Task objective:
Without including pictures, set down every record exactly as it stands.
Material provided below:
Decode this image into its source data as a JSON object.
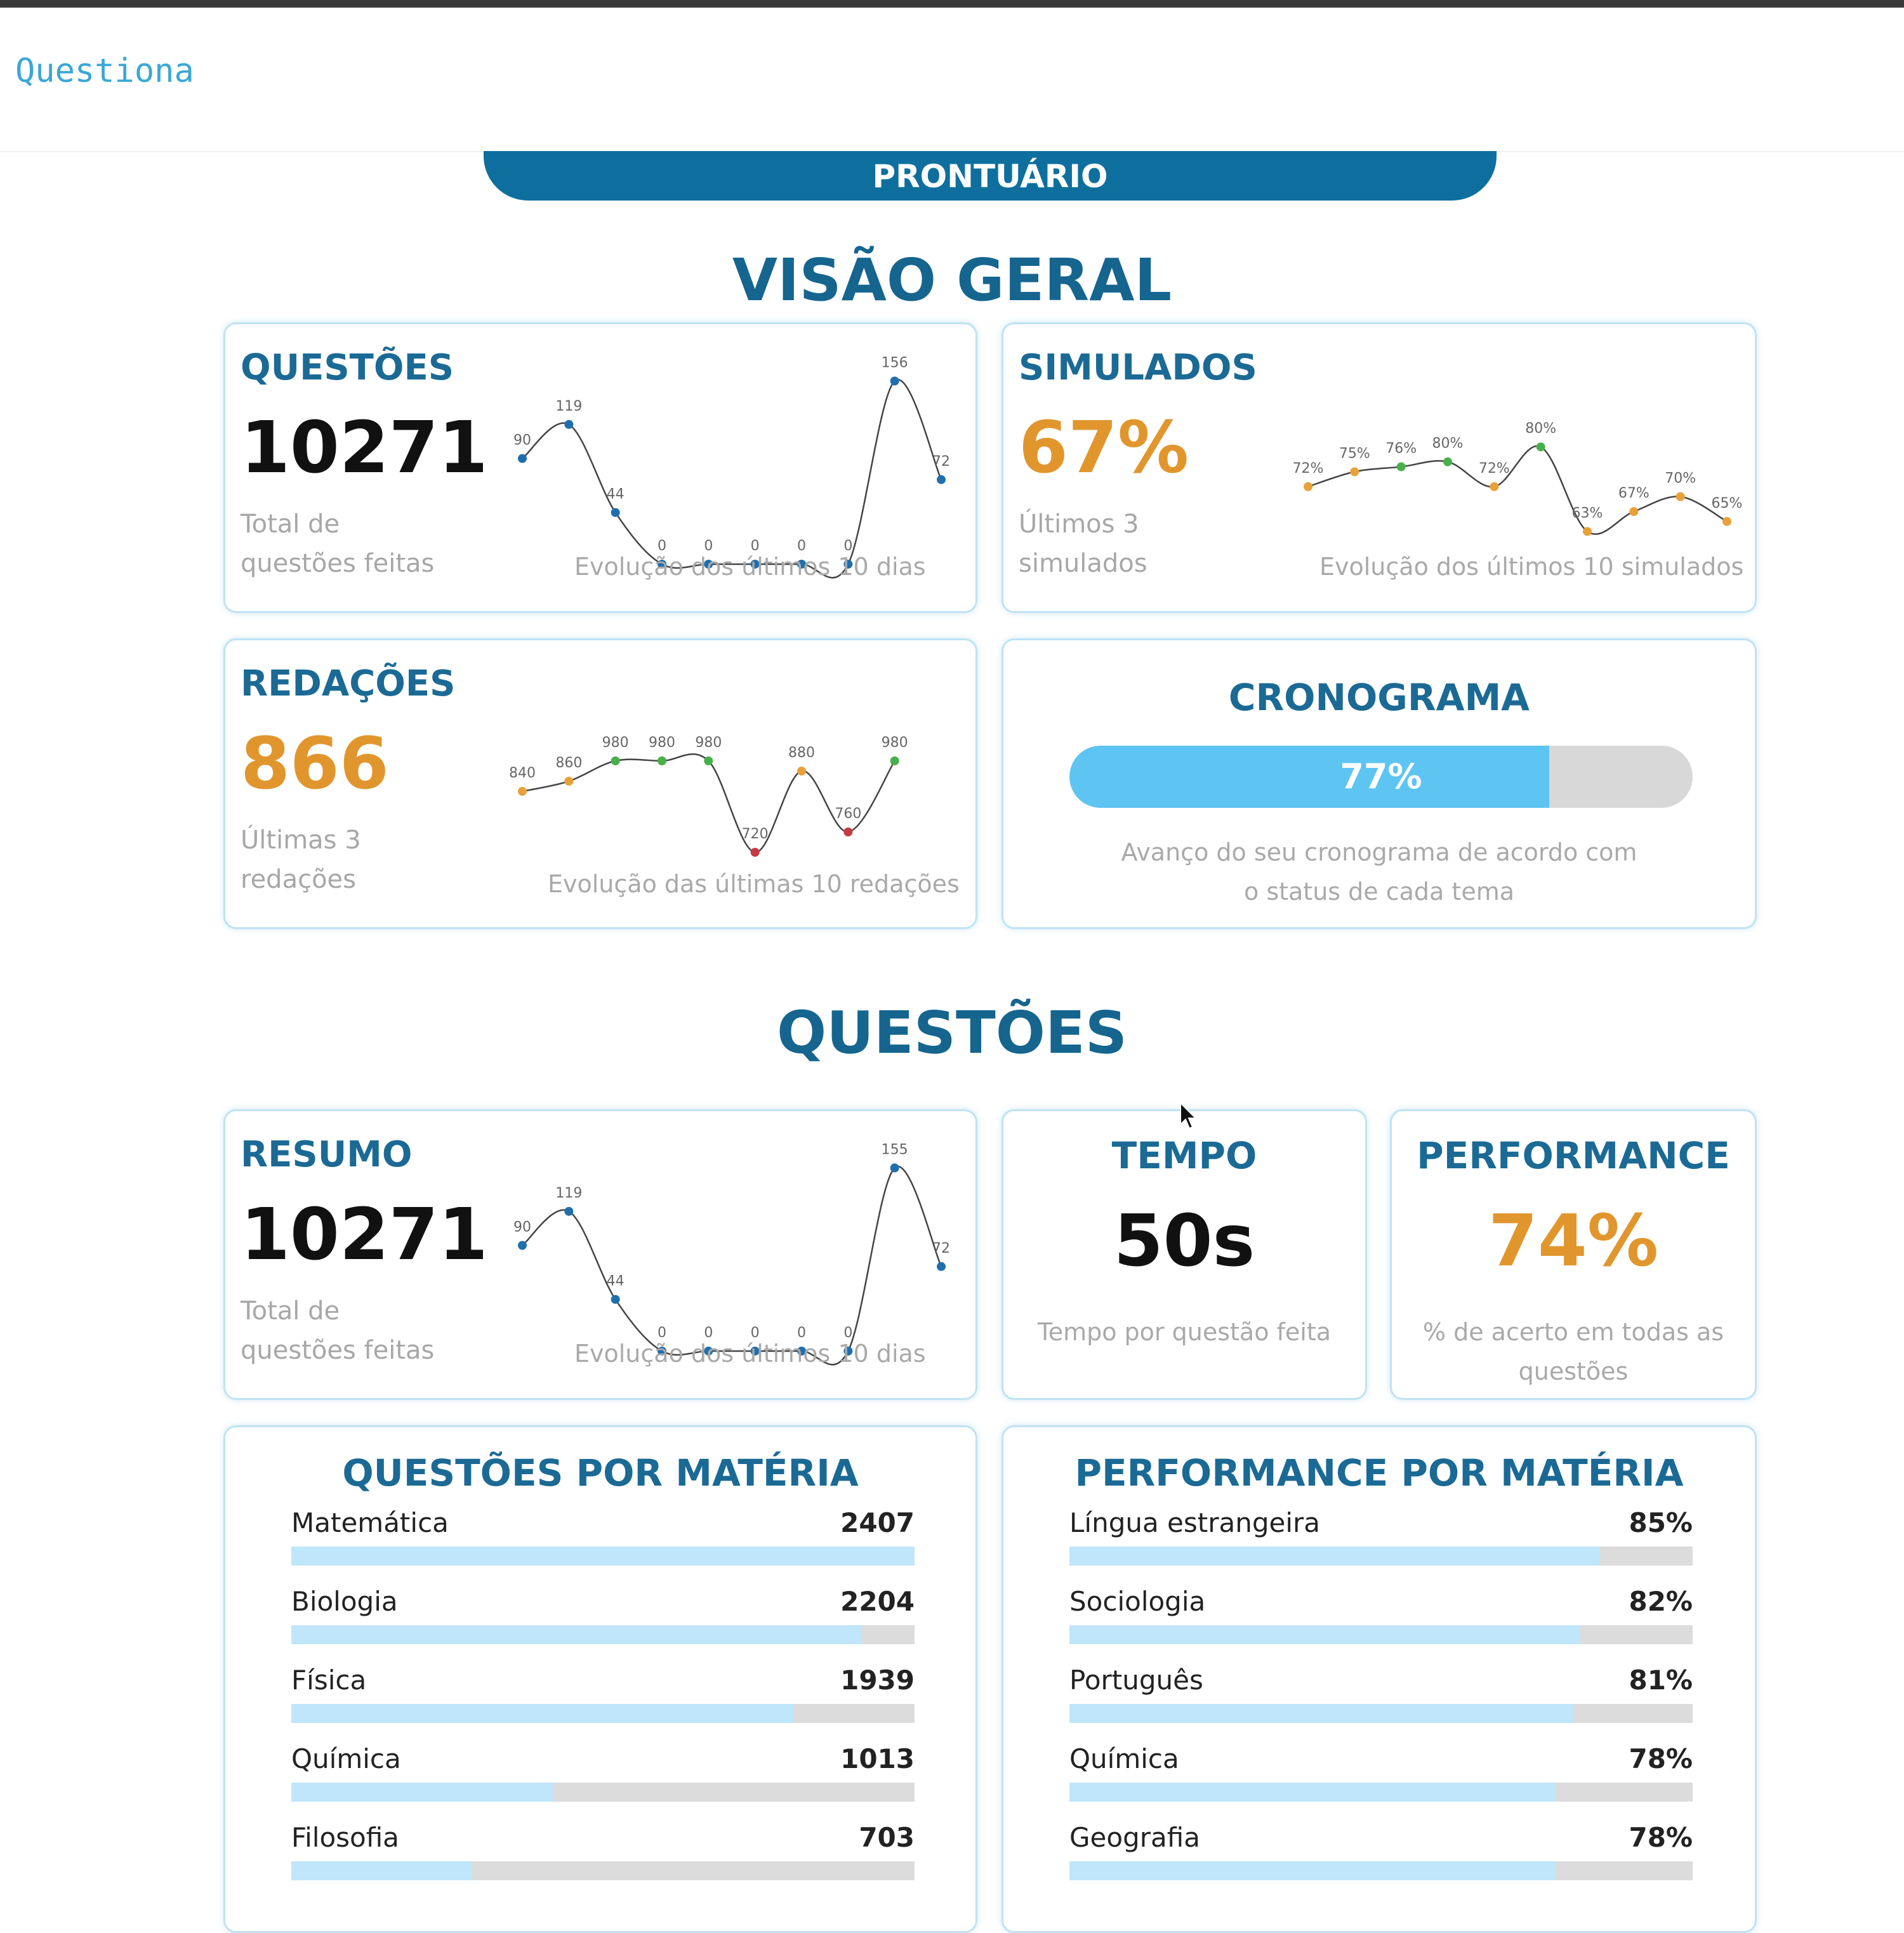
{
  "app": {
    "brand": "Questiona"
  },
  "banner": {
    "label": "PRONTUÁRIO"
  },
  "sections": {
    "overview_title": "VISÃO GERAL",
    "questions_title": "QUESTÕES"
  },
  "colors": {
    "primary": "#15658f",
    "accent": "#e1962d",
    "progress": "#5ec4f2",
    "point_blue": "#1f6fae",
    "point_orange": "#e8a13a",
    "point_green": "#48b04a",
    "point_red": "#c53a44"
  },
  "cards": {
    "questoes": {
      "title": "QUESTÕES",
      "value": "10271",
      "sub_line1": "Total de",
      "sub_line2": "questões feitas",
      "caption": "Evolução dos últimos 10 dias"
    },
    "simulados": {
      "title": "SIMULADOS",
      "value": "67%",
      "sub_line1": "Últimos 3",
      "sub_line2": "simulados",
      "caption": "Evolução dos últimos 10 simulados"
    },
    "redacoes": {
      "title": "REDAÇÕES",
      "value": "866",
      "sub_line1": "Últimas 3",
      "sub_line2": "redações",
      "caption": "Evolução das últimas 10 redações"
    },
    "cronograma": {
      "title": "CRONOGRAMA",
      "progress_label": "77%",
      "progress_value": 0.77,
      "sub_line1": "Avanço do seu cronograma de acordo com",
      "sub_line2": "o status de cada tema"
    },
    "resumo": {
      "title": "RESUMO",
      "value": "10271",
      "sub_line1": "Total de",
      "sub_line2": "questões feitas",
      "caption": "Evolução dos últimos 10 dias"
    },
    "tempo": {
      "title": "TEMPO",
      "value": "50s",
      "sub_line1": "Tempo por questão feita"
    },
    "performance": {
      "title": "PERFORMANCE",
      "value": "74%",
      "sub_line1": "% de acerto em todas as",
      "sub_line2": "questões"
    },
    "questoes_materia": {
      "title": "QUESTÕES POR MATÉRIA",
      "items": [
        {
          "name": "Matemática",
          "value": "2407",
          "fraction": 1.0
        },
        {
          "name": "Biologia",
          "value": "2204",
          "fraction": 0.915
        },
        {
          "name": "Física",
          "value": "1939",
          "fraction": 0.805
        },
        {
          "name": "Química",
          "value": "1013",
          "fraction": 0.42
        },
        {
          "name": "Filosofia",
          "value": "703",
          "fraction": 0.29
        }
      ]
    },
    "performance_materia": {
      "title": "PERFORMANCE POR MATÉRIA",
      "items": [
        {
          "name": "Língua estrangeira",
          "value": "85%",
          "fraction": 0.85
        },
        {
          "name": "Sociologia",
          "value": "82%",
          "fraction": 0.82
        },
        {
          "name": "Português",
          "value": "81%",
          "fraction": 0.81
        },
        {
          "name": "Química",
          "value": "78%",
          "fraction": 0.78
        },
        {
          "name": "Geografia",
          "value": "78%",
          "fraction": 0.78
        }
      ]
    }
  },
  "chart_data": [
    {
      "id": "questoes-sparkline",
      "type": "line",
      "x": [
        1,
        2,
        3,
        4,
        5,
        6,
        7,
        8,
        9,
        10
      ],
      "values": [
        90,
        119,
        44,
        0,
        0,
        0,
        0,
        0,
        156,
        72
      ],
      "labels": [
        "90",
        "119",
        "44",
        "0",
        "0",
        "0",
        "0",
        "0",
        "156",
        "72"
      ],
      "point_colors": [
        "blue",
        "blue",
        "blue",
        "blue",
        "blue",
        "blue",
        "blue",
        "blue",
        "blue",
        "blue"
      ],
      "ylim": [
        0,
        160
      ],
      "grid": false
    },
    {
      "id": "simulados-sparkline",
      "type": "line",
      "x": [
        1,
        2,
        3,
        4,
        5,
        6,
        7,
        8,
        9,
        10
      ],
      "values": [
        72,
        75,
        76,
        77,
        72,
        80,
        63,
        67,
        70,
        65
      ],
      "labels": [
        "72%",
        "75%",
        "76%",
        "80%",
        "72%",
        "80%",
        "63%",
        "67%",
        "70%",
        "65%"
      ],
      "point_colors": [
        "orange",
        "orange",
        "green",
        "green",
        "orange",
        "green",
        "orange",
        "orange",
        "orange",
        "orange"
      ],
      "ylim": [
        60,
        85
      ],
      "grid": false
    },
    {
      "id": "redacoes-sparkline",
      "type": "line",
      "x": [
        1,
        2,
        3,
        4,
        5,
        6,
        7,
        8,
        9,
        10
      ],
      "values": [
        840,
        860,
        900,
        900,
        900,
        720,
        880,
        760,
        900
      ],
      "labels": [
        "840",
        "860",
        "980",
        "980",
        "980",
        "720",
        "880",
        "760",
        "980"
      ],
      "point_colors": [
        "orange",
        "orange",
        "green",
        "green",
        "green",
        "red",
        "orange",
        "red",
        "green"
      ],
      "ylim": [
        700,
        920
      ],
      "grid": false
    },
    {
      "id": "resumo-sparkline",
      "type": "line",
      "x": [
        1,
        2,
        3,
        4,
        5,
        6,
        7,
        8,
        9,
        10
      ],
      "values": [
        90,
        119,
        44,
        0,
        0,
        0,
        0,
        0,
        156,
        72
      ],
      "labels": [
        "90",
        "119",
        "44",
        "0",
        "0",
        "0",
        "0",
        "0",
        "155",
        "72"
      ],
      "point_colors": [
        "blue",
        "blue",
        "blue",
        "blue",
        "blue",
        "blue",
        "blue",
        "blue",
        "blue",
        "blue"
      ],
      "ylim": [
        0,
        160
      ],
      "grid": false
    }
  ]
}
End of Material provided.
Completed task:
Decode this image into its source data as a JSON object.
{
  "app": {
    "brand": "Questiona"
  },
  "banner": {
    "label": "PRONTUÁRIO"
  },
  "sections": {
    "overview_title": "VISÃO GERAL",
    "questions_title": "QUESTÕES"
  },
  "colors": {
    "primary": "#15658f",
    "accent": "#e1962d",
    "progress": "#5ec4f2",
    "point_blue": "#1f6fae",
    "point_orange": "#e8a13a",
    "point_green": "#48b04a",
    "point_red": "#c53a44"
  },
  "cards": {
    "questoes": {
      "title": "QUESTÕES",
      "value": "10271",
      "sub_line1": "Total de",
      "sub_line2": "questões feitas",
      "caption": "Evolução dos últimos 10 dias"
    },
    "simulados": {
      "title": "SIMULADOS",
      "value": "67%",
      "sub_line1": "Últimos 3",
      "sub_line2": "simulados",
      "caption": "Evolução dos últimos 10 simulados"
    },
    "redacoes": {
      "title": "REDAÇÕES",
      "value": "866",
      "sub_line1": "Últimas 3",
      "sub_line2": "redações",
      "caption": "Evolução das últimas 10 redações"
    },
    "cronograma": {
      "title": "CRONOGRAMA",
      "progress_label": "77%",
      "progress_value": 0.77,
      "sub_line1": "Avanço do seu cronograma de acordo com",
      "sub_line2": "o status de cada tema"
    },
    "resumo": {
      "title": "RESUMO",
      "value": "10271",
      "sub_line1": "Total de",
      "sub_line2": "questões feitas",
      "caption": "Evolução dos últimos 10 dias"
    },
    "tempo": {
      "title": "TEMPO",
      "value": "50s",
      "sub_line1": "Tempo por questão feita"
    },
    "performance": {
      "title": "PERFORMANCE",
      "value": "74%",
      "sub_line1": "% de acerto em todas as",
      "sub_line2": "questões"
    },
    "questoes_materia": {
      "title": "QUESTÕES POR MATÉRIA",
      "items": [
        {
          "name": "Matemática",
          "value": "2407",
          "fraction": 1.0
        },
        {
          "name": "Biologia",
          "value": "2204",
          "fraction": 0.915
        },
        {
          "name": "Física",
          "value": "1939",
          "fraction": 0.805
        },
        {
          "name": "Química",
          "value": "1013",
          "fraction": 0.42
        },
        {
          "name": "Filosofia",
          "value": "703",
          "fraction": 0.29
        }
      ]
    },
    "performance_materia": {
      "title": "PERFORMANCE POR MATÉRIA",
      "items": [
        {
          "name": "Língua estrangeira",
          "value": "85%",
          "fraction": 0.85
        },
        {
          "name": "Sociologia",
          "value": "82%",
          "fraction": 0.82
        },
        {
          "name": "Português",
          "value": "81%",
          "fraction": 0.81
        },
        {
          "name": "Química",
          "value": "78%",
          "fraction": 0.78
        },
        {
          "name": "Geografia",
          "value": "78%",
          "fraction": 0.78
        }
      ]
    }
  },
  "chart_data": [
    {
      "id": "questoes-sparkline",
      "type": "line",
      "x": [
        1,
        2,
        3,
        4,
        5,
        6,
        7,
        8,
        9,
        10
      ],
      "values": [
        90,
        119,
        44,
        0,
        0,
        0,
        0,
        0,
        156,
        72
      ],
      "labels": [
        "90",
        "119",
        "44",
        "0",
        "0",
        "0",
        "0",
        "0",
        "156",
        "72"
      ],
      "point_colors": [
        "blue",
        "blue",
        "blue",
        "blue",
        "blue",
        "blue",
        "blue",
        "blue",
        "blue",
        "blue"
      ],
      "ylim": [
        0,
        160
      ],
      "grid": false
    },
    {
      "id": "simulados-sparkline",
      "type": "line",
      "x": [
        1,
        2,
        3,
        4,
        5,
        6,
        7,
        8,
        9,
        10
      ],
      "values": [
        72,
        75,
        76,
        77,
        72,
        80,
        63,
        67,
        70,
        65
      ],
      "labels": [
        "72%",
        "75%",
        "76%",
        "80%",
        "72%",
        "80%",
        "63%",
        "67%",
        "70%",
        "65%"
      ],
      "point_colors": [
        "orange",
        "orange",
        "green",
        "green",
        "orange",
        "green",
        "orange",
        "orange",
        "orange",
        "orange"
      ],
      "ylim": [
        60,
        85
      ],
      "grid": false
    },
    {
      "id": "redacoes-sparkline",
      "type": "line",
      "x": [
        1,
        2,
        3,
        4,
        5,
        6,
        7,
        8,
        9,
        10
      ],
      "values": [
        840,
        860,
        900,
        900,
        900,
        720,
        880,
        760,
        900
      ],
      "labels": [
        "840",
        "860",
        "980",
        "980",
        "980",
        "720",
        "880",
        "760",
        "980"
      ],
      "point_colors": [
        "orange",
        "orange",
        "green",
        "green",
        "green",
        "red",
        "orange",
        "red",
        "green"
      ],
      "ylim": [
        700,
        920
      ],
      "grid": false
    },
    {
      "id": "resumo-sparkline",
      "type": "line",
      "x": [
        1,
        2,
        3,
        4,
        5,
        6,
        7,
        8,
        9,
        10
      ],
      "values": [
        90,
        119,
        44,
        0,
        0,
        0,
        0,
        0,
        156,
        72
      ],
      "labels": [
        "90",
        "119",
        "44",
        "0",
        "0",
        "0",
        "0",
        "0",
        "155",
        "72"
      ],
      "point_colors": [
        "blue",
        "blue",
        "blue",
        "blue",
        "blue",
        "blue",
        "blue",
        "blue",
        "blue",
        "blue"
      ],
      "ylim": [
        0,
        160
      ],
      "grid": false
    }
  ]
}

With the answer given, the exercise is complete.